Liberty and justice for all
To the Editor;
Thank you for publishing the recent letter that explained that #BLM means that “black lives matter, too,” and not the presumed “black lives matter, only.” Statistics like infant mortality, maternal health and life expectancy have long shown that the Black community has not lived the same American dream as so many others.
The tragic deaths of Emmit Till, James Byrd, Trayvon Martin, Michael Brown, Ahmaud Arbery and George Floyd momentarily force us to look at the facts, but then we allow ourselves to be quickly distracted. In rural Maine it may seem that these issues can be ignored, but as Martin Luther King, Jr. stated, “Injustice anywhere is a threat to justice everywhere.”
Maine was a free state, but contributed to the end of slavery. Harriet Beecher Stowe wrote “Uncle Tom’s Cabin” during her winters in Brunswick, and Joshua Chamberlain’s men held their ground at Gettysburg, all to end slavery. Let our contribution today be that we can fly that BLM banner with confidence. Just as abolitionists fought against slavery, we will fight against the obvious racism that lingers so long after the Civil War, and the Civil Rights Movement.

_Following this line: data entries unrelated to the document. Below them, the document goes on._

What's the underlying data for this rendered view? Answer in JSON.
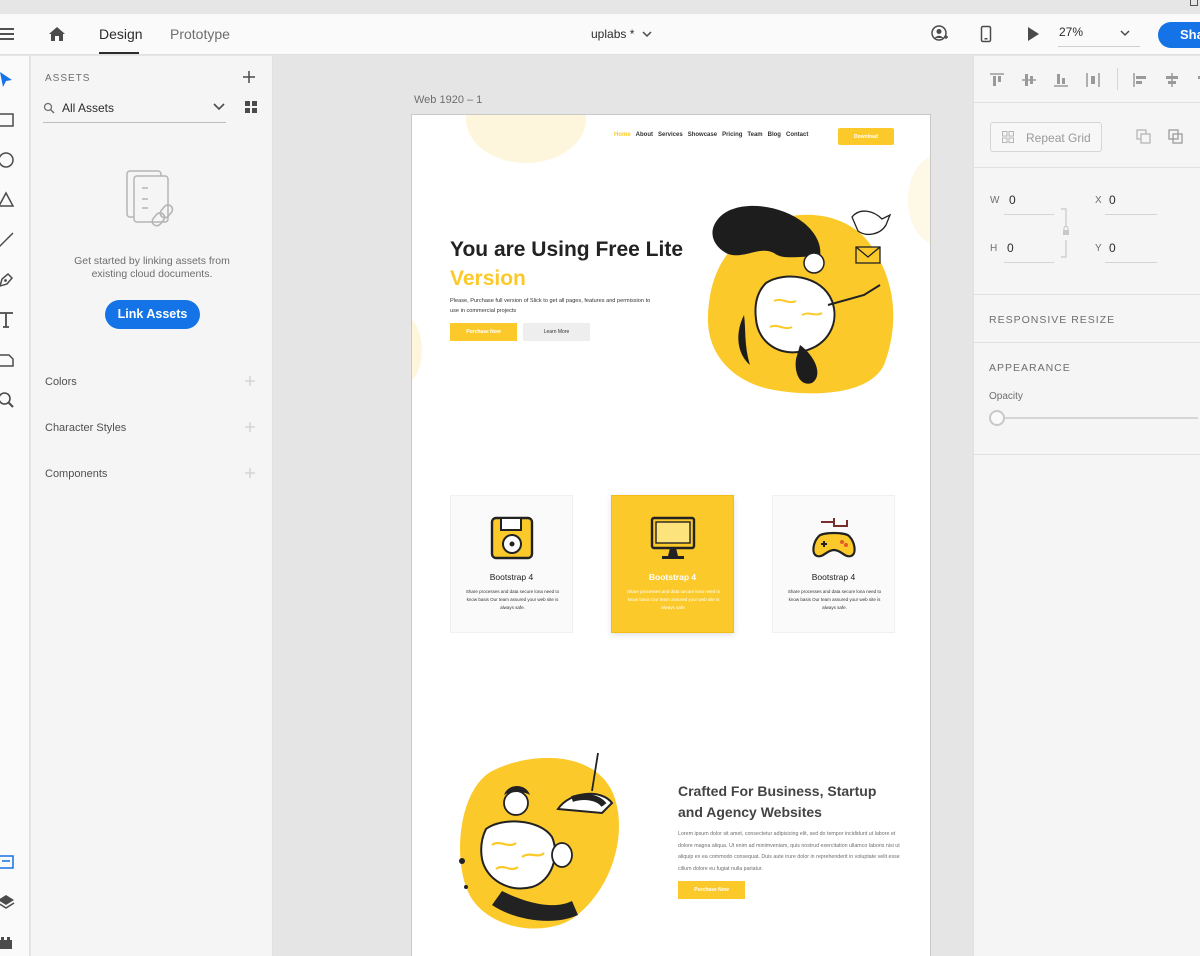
{
  "app": {
    "tabs": [
      "Design",
      "Prototype"
    ],
    "active_tab": "Design",
    "document_title": "uplabs *",
    "zoom": "27%",
    "share_label": "Share"
  },
  "colors": {
    "accent": "#1473e6",
    "brand_yellow": "#fbca2a"
  },
  "tools": [
    "select-tool-icon",
    "rectangle-tool-icon",
    "ellipse-tool-icon",
    "polygon-tool-icon",
    "line-tool-icon",
    "pen-tool-icon",
    "text-tool-icon",
    "artboard-tool-icon",
    "zoom-tool-icon",
    "assets-panel-icon",
    "layers-panel-icon",
    "plugins-panel-icon"
  ],
  "assets": {
    "title": "ASSETS",
    "filter": "All Assets",
    "empty_message": "Get started by linking assets from existing cloud documents.",
    "link_button": "Link Assets",
    "sections": [
      "Colors",
      "Character Styles",
      "Components"
    ]
  },
  "canvas": {
    "artboard_label": "Web 1920 – 1",
    "nav": [
      "Home",
      "About",
      "Services",
      "Showcase",
      "Pricing",
      "Team",
      "Blog",
      "Contact"
    ],
    "download_label": "Download",
    "hero": {
      "title_line1": "You are Using Free Lite",
      "title_line2": "Version",
      "text": "Please, Purchase full version of Slick to get all pages, features and permission to use in commercial projects",
      "primary_button": "Purchase Now",
      "secondary_button": "Learn More"
    },
    "features": [
      {
        "title": "Bootstrap 4",
        "text": "Share processes and data secure lona need to know basis Our team assured your web site is always safe.",
        "icon": "floppy-disk-icon",
        "highlighted": false
      },
      {
        "title": "Bootstrap 4",
        "text": "Share processes and data secure lona need to know basis Our team assured your web site is always safe.",
        "icon": "monitor-icon",
        "highlighted": true
      },
      {
        "title": "Bootstrap 4",
        "text": "Share processes and data secure lona need to know basis Our team assured your web site is always safe.",
        "icon": "gamepad-icon",
        "highlighted": false
      }
    ],
    "about": {
      "title": "Crafted For Business, Startup and Agency Websites",
      "text": "Lorem ipsum dolor sit amet, consectetur adipisicing elit, sed do tempor incididunt ut labore et dolore magna aliqua. Ut enim ad minimveniam, quis nostrud exercitation ullamco laboris nisi ut aliquip ex ea commodo consequat. Duis aute irure dolor in reprehenderit in voluptate velit esse cillum dolore eu fugiat nulla pariatur.",
      "button": "Purchase Now"
    }
  },
  "inspector": {
    "repeat_grid": "Repeat Grid",
    "w_label": "W",
    "w_value": "0",
    "h_label": "H",
    "h_value": "0",
    "x_label": "X",
    "x_value": "0",
    "y_label": "Y",
    "y_value": "0",
    "responsive_resize": "RESPONSIVE RESIZE",
    "appearance": "APPEARANCE",
    "opacity_label": "Opacity",
    "opacity_value": 0
  }
}
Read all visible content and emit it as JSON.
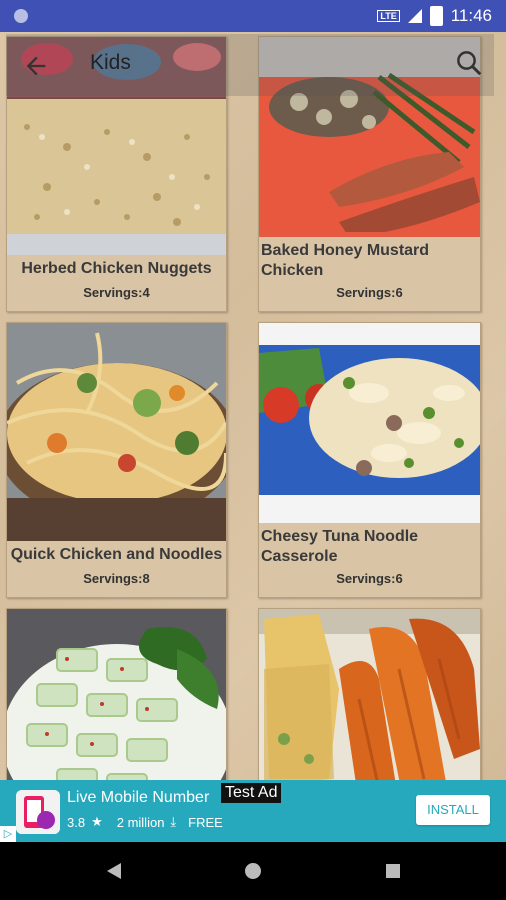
{
  "statusbar": {
    "time": "11:46",
    "network": "LTE"
  },
  "toolbar": {
    "title": "Kids"
  },
  "recipes": [
    {
      "title": "Herbed Chicken Nuggets",
      "servings": "Servings:4"
    },
    {
      "title": "Baked Honey Mustard Chicken",
      "servings": "Servings:6"
    },
    {
      "title": "Quick Chicken and Noodles",
      "servings": "Servings:8"
    },
    {
      "title": "Cheesy Tuna Noodle Casserole",
      "servings": "Servings:6"
    },
    {
      "title": "",
      "servings": ""
    },
    {
      "title": "",
      "servings": ""
    }
  ],
  "ad": {
    "title": "Live Mobile Number",
    "tag": "Test Ad",
    "rating": "3.8",
    "downloads": "2 million",
    "price": "FREE",
    "install": "INSTALL"
  },
  "icons": {
    "back": "back-arrow-icon",
    "search": "search-icon",
    "star": "star-icon",
    "download": "download-icon"
  }
}
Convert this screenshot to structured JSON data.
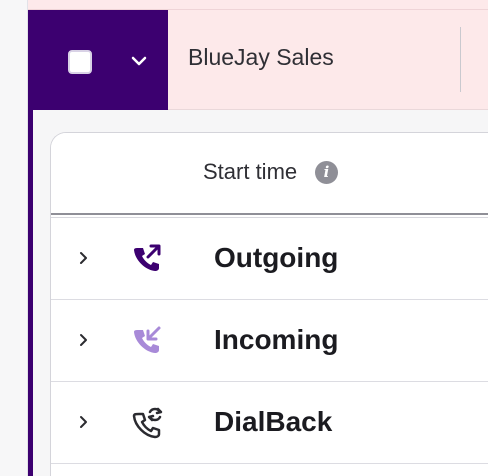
{
  "group": {
    "name": "BlueJay Sales",
    "accent_color": "#3c0070",
    "header_bg_color": "#fde9ea"
  },
  "table": {
    "columns": [
      {
        "label": "Start time",
        "info_icon": "info-icon"
      }
    ],
    "rows": [
      {
        "type_label": "Outgoing",
        "icon": "phone-outgoing-icon",
        "icon_color": "#3c0070"
      },
      {
        "type_label": "Incoming",
        "icon": "phone-incoming-icon",
        "icon_color": "#a88ad8"
      },
      {
        "type_label": "DialBack",
        "icon": "phone-dialback-icon",
        "icon_color": "#2b2b30"
      }
    ]
  },
  "icons": {
    "checkbox": "checkbox-icon",
    "group_expand": "chevron-down-icon",
    "row_expand": "chevron-right-icon",
    "info": "info-icon"
  }
}
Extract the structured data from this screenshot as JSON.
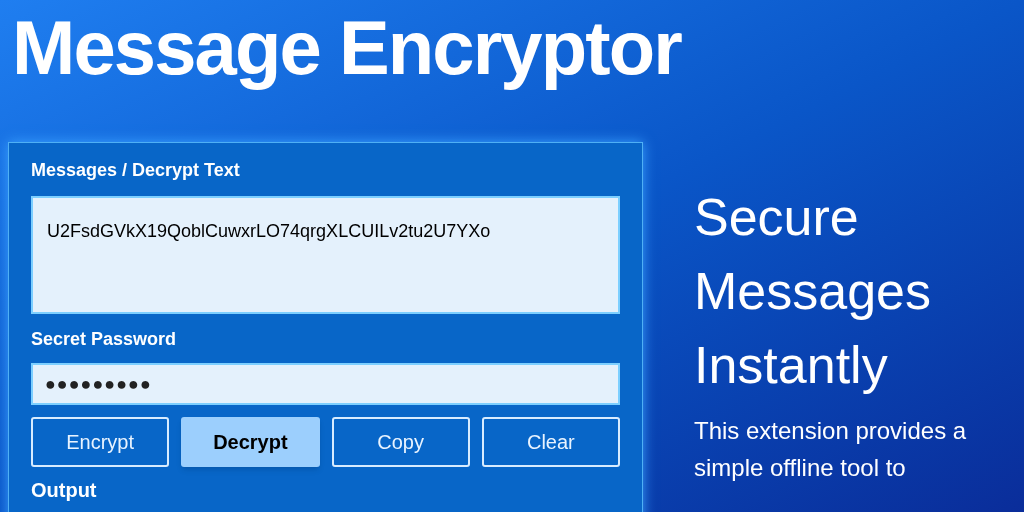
{
  "title": "Message Encryptor",
  "panel": {
    "message_label": "Messages / Decrypt Text",
    "message_value": "U2FsdGVkX19QoblCuwxrLO74qrgXLCUILv2tu2U7YXo",
    "password_label": "Secret Password",
    "password_masked": "●●●●●●●●●",
    "buttons": [
      {
        "label": "Encrypt",
        "selected": false
      },
      {
        "label": "Decrypt",
        "selected": true
      },
      {
        "label": "Copy",
        "selected": false
      },
      {
        "label": "Clear",
        "selected": false
      }
    ],
    "output_label": "Output"
  },
  "hero": {
    "heading_lines": [
      "Secure",
      "Messages",
      "Instantly"
    ],
    "description": "This extension provides a simple offline tool to"
  }
}
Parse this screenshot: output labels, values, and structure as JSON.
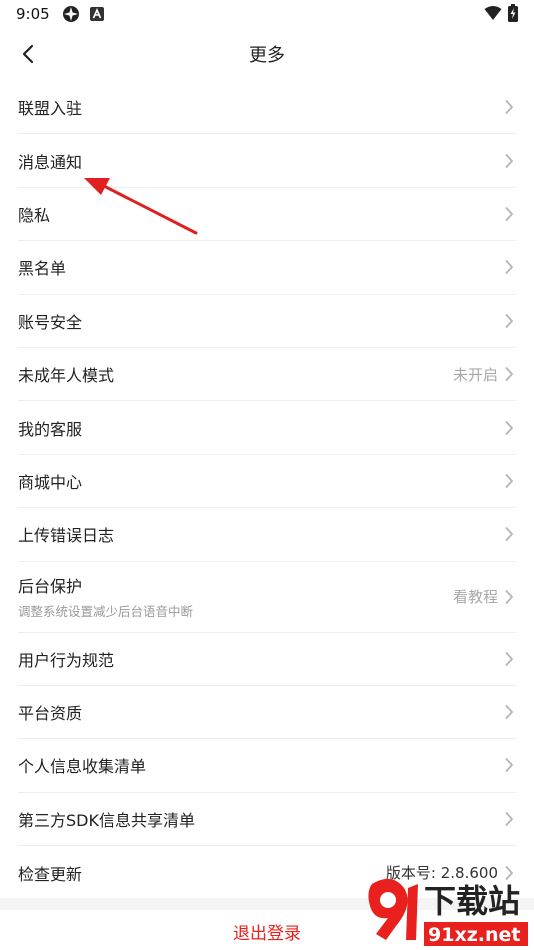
{
  "status_bar": {
    "time": "9:05"
  },
  "nav": {
    "title": "更多"
  },
  "rows": [
    {
      "label": "联盟入驻",
      "sub": "",
      "value": ""
    },
    {
      "label": "消息通知",
      "sub": "",
      "value": ""
    },
    {
      "label": "隐私",
      "sub": "",
      "value": ""
    },
    {
      "label": "黑名单",
      "sub": "",
      "value": ""
    },
    {
      "label": "账号安全",
      "sub": "",
      "value": ""
    },
    {
      "label": "未成年人模式",
      "sub": "",
      "value": "未开启"
    },
    {
      "label": "我的客服",
      "sub": "",
      "value": ""
    },
    {
      "label": "商城中心",
      "sub": "",
      "value": ""
    },
    {
      "label": "上传错误日志",
      "sub": "",
      "value": ""
    },
    {
      "label": "后台保护",
      "sub": "调整系统设置减少后台语音中断",
      "value": "看教程"
    },
    {
      "label": "用户行为规范",
      "sub": "",
      "value": ""
    },
    {
      "label": "平台资质",
      "sub": "",
      "value": ""
    },
    {
      "label": "个人信息收集清单",
      "sub": "",
      "value": ""
    },
    {
      "label": "第三方SDK信息共享清单",
      "sub": "",
      "value": ""
    },
    {
      "label": "检查更新",
      "sub": "",
      "value": "版本号: 2.8.600"
    }
  ],
  "logout": {
    "label": "退出登录"
  },
  "watermark": {
    "main": "下载站",
    "url": "91xz.net"
  },
  "colors": {
    "accent": "#e8211e",
    "divider": "#eeeeee",
    "muted": "#a8a8a8",
    "annotation": "#e02020"
  },
  "icons": {
    "back": "chevron-left-icon",
    "row_arrow": "chevron-right-icon",
    "status": [
      "snowflake-icon",
      "app-a-icon",
      "wifi-icon",
      "battery-charging-icon"
    ]
  }
}
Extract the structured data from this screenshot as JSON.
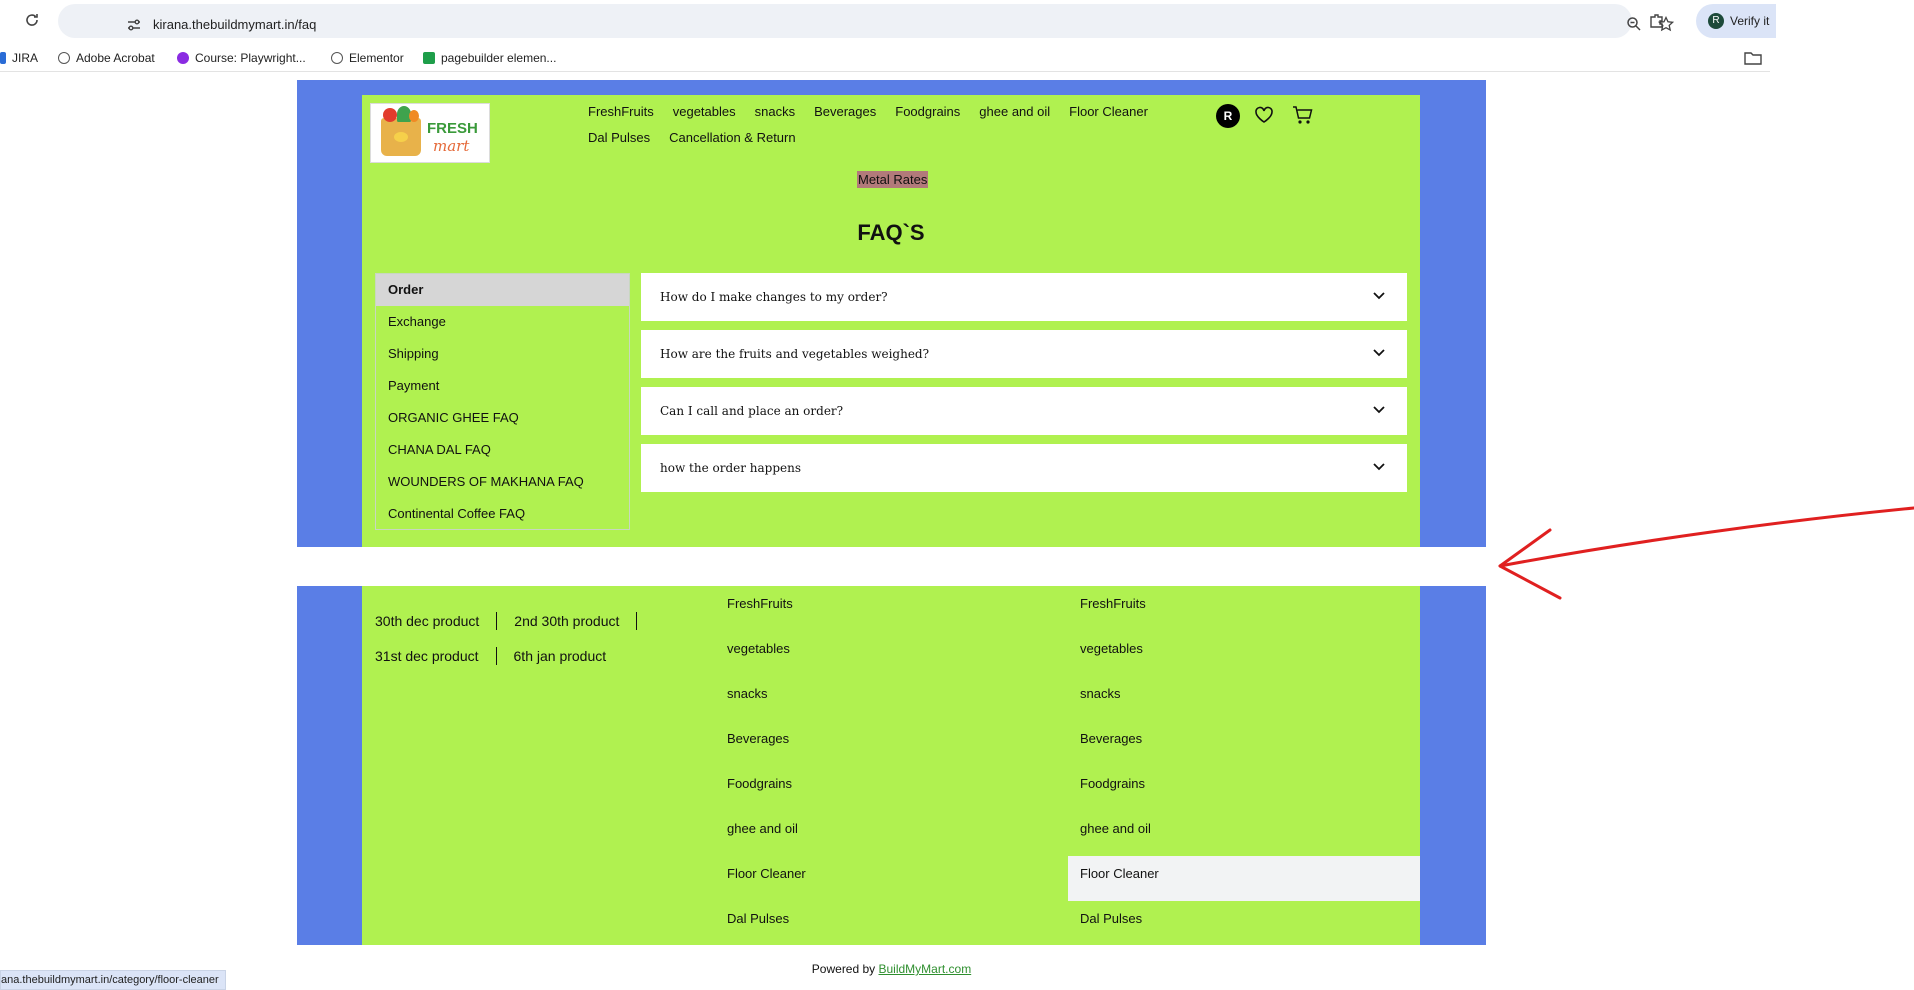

When the Unitarian Universalist Church in Sangerville was asked by a local to take down its “offensive” BLM banner, it became clear that we need outreach on this issue. Maine must teach civil rights in the schools, and practice “liberty and justice for all.”